Price: Some people are offended when a product costs much more then the “parts cost” of the assembled materials. As a business, these guys still make a loss if their income from the project doesn’t also cover the cost of all the prototype materials, and I suspect they might like to be compensated for their time too.
The actuator/exciter being used is available in bulk for $35.50/pair,(www.tectonicelements.com) and reasonably clear alder is selling where I am for about $5 a board-foot in that thickness. They are using solid planks, so they will need to be very selective about buying boards only of adequate width, there will still be a bunch of the wood that they will have to cull because of knots, checking, splits, or wany-edge. Wood moves. By using whole boards they need the wood to be cut in a particular way in relation to the growth rings so that changes in humidity don’t break the speakers. Finishing costs money – The lacquer on wood furniture from Target uses the same mass of resin per unit area as the furniture from Bo Concept, but the latter has a niceness of appearance and feel from the multi-step application and buffing that the former can’t match.
Audio circuits never sound the same laid out on a breadboard as they do on a proper circuit board, so there is a lot of trial and error (and parts purchases, and re-etching) involved in getting from design to production,

There are many reasons why I would not choose to mill a speaker box out of a chunk of solid alder. But it is really nice to have something so elemental as part of your everyday environment. There are many reasons why I would not choose a bent panel of stainless for a loudspeaker diaphragm. But I’d also say there are probably many worse choices in terms of sound quality at the same price in retail stores near you.
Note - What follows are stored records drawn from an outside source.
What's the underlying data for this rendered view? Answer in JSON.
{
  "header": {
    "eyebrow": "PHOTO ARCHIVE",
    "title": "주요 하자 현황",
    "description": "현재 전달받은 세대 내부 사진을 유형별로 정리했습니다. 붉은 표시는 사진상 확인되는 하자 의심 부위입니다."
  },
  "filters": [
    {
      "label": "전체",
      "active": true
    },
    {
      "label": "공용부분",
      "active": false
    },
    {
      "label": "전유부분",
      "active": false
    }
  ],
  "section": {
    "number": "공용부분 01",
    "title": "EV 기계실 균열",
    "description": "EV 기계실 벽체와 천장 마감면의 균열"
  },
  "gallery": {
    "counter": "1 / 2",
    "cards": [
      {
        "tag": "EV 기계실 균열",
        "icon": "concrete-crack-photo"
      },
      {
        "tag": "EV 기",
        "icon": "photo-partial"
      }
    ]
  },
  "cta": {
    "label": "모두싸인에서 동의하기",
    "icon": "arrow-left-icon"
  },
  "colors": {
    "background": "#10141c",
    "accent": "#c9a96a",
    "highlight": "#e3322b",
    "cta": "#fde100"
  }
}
#11

The price is not unreasonable in light of the materials and them being made in America, but whether its reasonable in light of the sound remains to be seen, and, though a frequency plot in itself doesn’t tell you everything, its really the only thing you can judge from without hearing them in person, and they didn’t post one.


#12

I’ll stick with my B&Ws, because I like nice music.


#13

Well, remains to be heard, at any rate. And no matter how fancy-looking, no matter what brand, no matter what exotic or space-age materials, I’m never spending more than $100 on speakers without hearing them first.


#14

Given the material in use for the diaphragm it is far to tempting to respond:
“nice music”, as opposed to “heavy metal”?

But seriously, one can’t go wrong with B&W in any price range in terms of the sound quality. I’ve snapped up many pairs of DM series from charity-shops, spent the $20 on the needed tweeter diaphragm that put them there, and then passed them on at cost to appreciative friends.


#15

Inherited a pair of DA2s from a flatmate about 15 years ago. They’re almost as old as me, and I love them (and heavy metal, natch).


#16

There, um, might be a reason why they are for ‘people who like nice things’ rather than ‘people who like nice sounds’…

To be sure, there are more and less elegant speaker designs in the world; but it’s virtually impossible to beat having plenty of volume to work with, along with case materials that would stop a bullet, much less an undesired vibration. Such hardware tends to suffer low WAF, though.


#17

My idea of a nice sound system…

http://www.cathodecorner.com/loudbike/

Of course, it’s my bike.


#18

You sir, are a champion!


#19

You can never have too many amplifiers. Or speakers.


#20

Seems to me that “nice”, even when not used sarcastically, is generally a pretty mild approval.